Further, this statement may be a little bit broader in its implication than the existing law interpreting the prior statutes as to the powers of municipalities. Some cases hold that municipalities had the right under the Home Rule Act to supplement the provisions of the Sunday law, Sherman v. City of Paterson, 82 N.J.L. 345 (Sup. Ct. 1912); Schachter v. Hauenstein, 92 N.J.L. 104 (Sup. Ct. 1918); but in Singer v. First Criminal Court, etc., 79 N.J.L. 386 (Sup. Ct. 1910), the court held a municipal corporation could not confer a right to violate the provisions of the Sunday law. See also City of Elizabeth v. Windsor-Fifth Ave., 31 N.J. Super. 187, 190 (App. Div. 1954).
Penal statutes are to be strictly construed, and while it may be said that it is to be presumed that the Legislature would not denounce certain acts without providing a penalty, yet penal consequences cannot rest upon a mere presumption. Such legislative purpose must be expressed, and in clear and direct language.
We find no such language indicating an intention by the Legislature that its purpose was to substantially increase the penalty for a violation of the act or vesting this power in the municipalities. We cannot supply it by implication.
A law generally consists of three parts: (1) the scope and intent of the law; (2) the content of the law; (3) a sanction or penalty, and this is peculiarly true of a criminal or quasi -criminal statute. A criminal statute without a penalty
clause is of no force and effect. The penalty is an essential to such a statute, and if none is specified a court has no warrant to supply the penalty if the Legislature has failed to clearly manifest such intention to impose one.

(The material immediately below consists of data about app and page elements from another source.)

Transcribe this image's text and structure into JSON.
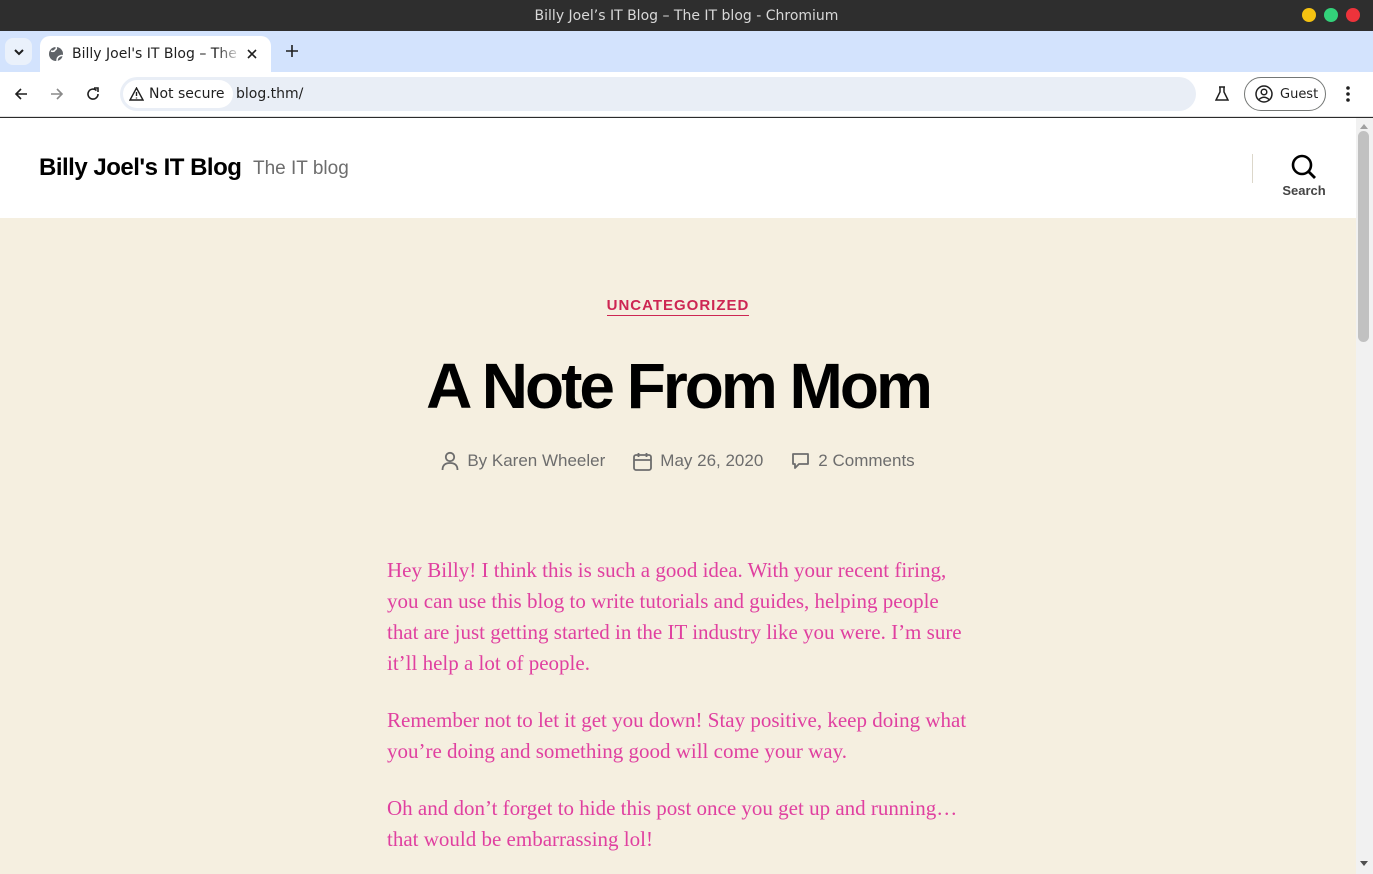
{
  "window": {
    "title": "Billy Joel’s IT Blog – The IT blog - Chromium",
    "controls": {
      "minimize_color": "#f5c211",
      "maximize_color": "#33d17a",
      "close_color": "#ed333b"
    }
  },
  "browser": {
    "tab": {
      "title": "Billy Joel's IT Blog – The IT blog"
    },
    "address_bar": {
      "security_label": "Not secure",
      "url": "blog.thm/"
    },
    "profile_label": "Guest"
  },
  "site": {
    "title": "Billy Joel's IT Blog",
    "description": "The IT blog",
    "search_label": "Search"
  },
  "post": {
    "category": "UNCATEGORIZED",
    "title": "A Note From Mom",
    "author": "By Karen Wheeler",
    "date": "May 26, 2020",
    "comments": "2 Comments",
    "paragraphs": [
      "Hey Billy!  I think this is such a good idea.  With your recent firing, you can use this blog to write tutorials and guides, helping people that are just getting started in the IT industry like you were.  I’m sure it’ll help a lot of people.",
      "Remember not to let it get you down!  Stay positive, keep doing what you’re doing and something good will come your way.",
      "Oh and don’t forget to hide this post once you get up and running… that would be embarrassing lol!"
    ]
  },
  "colors": {
    "page_background": "#f5efe0",
    "accent": "#cd2653",
    "content_text": "#e040a0",
    "tabstrip": "#d3e3fd"
  }
}
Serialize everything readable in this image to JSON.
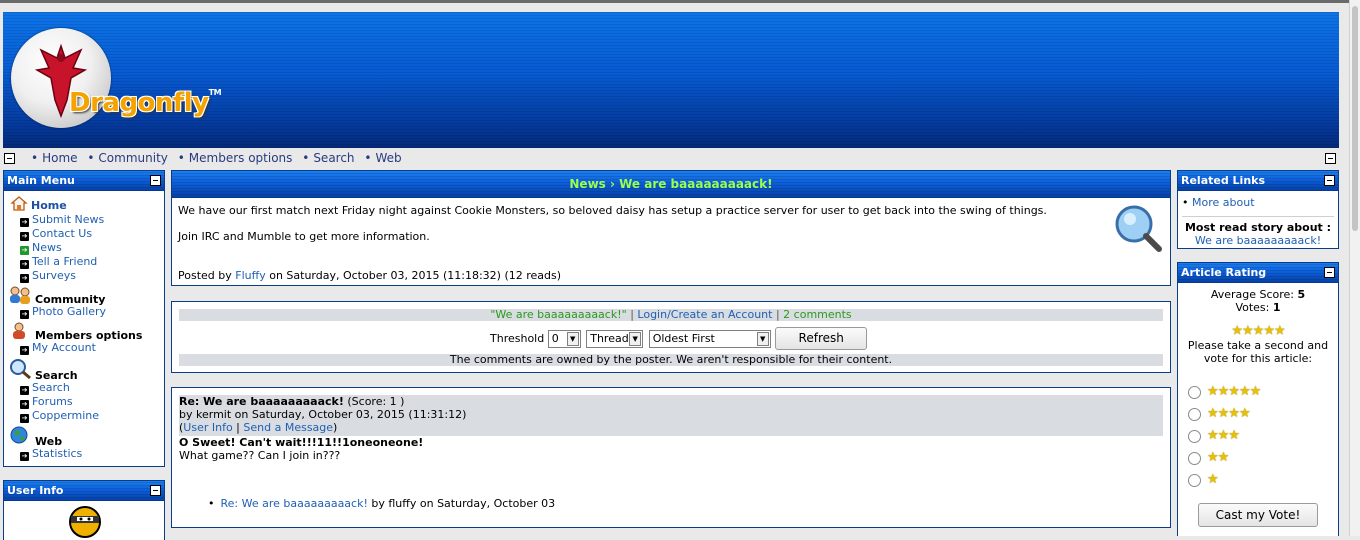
{
  "header": {
    "logo_text": "Dragonfly",
    "trademark": "TM"
  },
  "navbar": {
    "items": [
      {
        "label": "Home"
      },
      {
        "label": "Community"
      },
      {
        "label": "Members options"
      },
      {
        "label": "Search"
      },
      {
        "label": "Web"
      }
    ]
  },
  "main_menu": {
    "title": "Main Menu",
    "home": {
      "label": "Home",
      "links": [
        "Submit News",
        "Contact Us",
        "News",
        "Tell a Friend",
        "Surveys"
      ]
    },
    "community": {
      "label": "Community",
      "links": [
        "Photo Gallery"
      ]
    },
    "members": {
      "label": "Members options",
      "links": [
        "My Account"
      ]
    },
    "search": {
      "label": "Search",
      "links": [
        "Search",
        "Forums",
        "Coppermine"
      ]
    },
    "web": {
      "label": "Web",
      "links": [
        "Statistics"
      ]
    }
  },
  "user_info": {
    "title": "User Info"
  },
  "article": {
    "breadcrumb": "News › We are baaaaaaaaack!",
    "body_1": "We have our first match next Friday night against Cookie Monsters, so beloved daisy has setup a practice server for user to get back into the swing of things.",
    "body_2": "Join IRC and Mumble to get more information.",
    "posted_by_prefix": "Posted by",
    "author": "Fluffy",
    "posted_suffix": "on Saturday, October 03, 2015 (11:18:32) (12 reads)"
  },
  "comments_bar": {
    "title_link": "\"We are baaaaaaaaack!\"",
    "login_link": "Login/Create an Account",
    "count_link": "2 comments",
    "threshold_label": "Threshold",
    "threshold_value": "0",
    "mode_value": "Thread",
    "order_value": "Oldest First",
    "refresh_label": "Refresh",
    "disclaimer": "The comments are owned by the poster. We aren't responsible for their content."
  },
  "comment": {
    "title": "Re: We are baaaaaaaaack!",
    "score": "(Score: 1 )",
    "byline": "by kermit on Saturday, October 03, 2015 (11:31:12)",
    "user_info_link": "User Info",
    "send_message_link": "Send a Message",
    "headline": "O Sweet! Can't wait!!!11!!1oneoneone!",
    "text": "What game?? Can I join in???",
    "reply_link": "Re: We are baaaaaaaaack!",
    "reply_suffix": "by fluffy on Saturday, October 03"
  },
  "related_links": {
    "title": "Related Links",
    "more_about": "More about",
    "most_read_label": "Most read story about :",
    "most_read_link": "We are baaaaaaaaack!"
  },
  "article_rating": {
    "title": "Article Rating",
    "avg_label": "Average Score:",
    "avg_value": "5",
    "votes_label": "Votes:",
    "votes_value": "1",
    "average_stars": 5,
    "prompt": "Please take a second and vote for this article:",
    "options": [
      5,
      4,
      3,
      2,
      1
    ],
    "cast_label": "Cast my Vote!"
  },
  "colors": {
    "header_blue": "#075bd4",
    "link": "#1f5fb3",
    "breadcrumb_green": "#9cff4a",
    "comment_green": "#2a9a1a"
  }
}
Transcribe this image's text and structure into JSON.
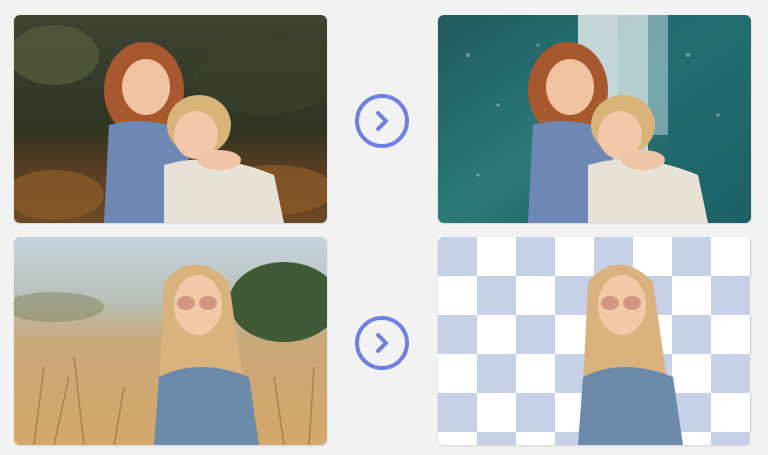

The eminent author, 1 Bishop, Criminal Law (9 th ed.), sec. 6, states "Indeed, 'law,' without punishment for its violation, is in ...